* [What is required] Copy out all of the data below exactly, so that no word differs from the original.

*** Opening of Exercise data ***

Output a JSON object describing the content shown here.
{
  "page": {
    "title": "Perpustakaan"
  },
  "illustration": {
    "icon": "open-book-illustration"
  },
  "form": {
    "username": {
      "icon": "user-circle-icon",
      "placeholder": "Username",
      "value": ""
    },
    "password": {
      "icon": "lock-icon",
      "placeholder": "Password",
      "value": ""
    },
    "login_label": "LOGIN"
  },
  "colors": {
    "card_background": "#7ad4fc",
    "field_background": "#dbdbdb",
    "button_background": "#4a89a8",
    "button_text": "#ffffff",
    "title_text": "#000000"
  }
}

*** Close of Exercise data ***

* [Response box]
Output a JSON object describing the content shown here.
{
  "page": {
    "title": "Perpustakaan"
  },
  "illustration": {
    "icon": "open-book-illustration"
  },
  "form": {
    "username": {
      "icon": "user-circle-icon",
      "placeholder": "Username",
      "value": ""
    },
    "password": {
      "icon": "lock-icon",
      "placeholder": "Password",
      "value": ""
    },
    "login_label": "LOGIN"
  },
  "colors": {
    "card_background": "#7ad4fc",
    "field_background": "#dbdbdb",
    "button_background": "#4a89a8",
    "button_text": "#ffffff",
    "title_text": "#000000"
  }
}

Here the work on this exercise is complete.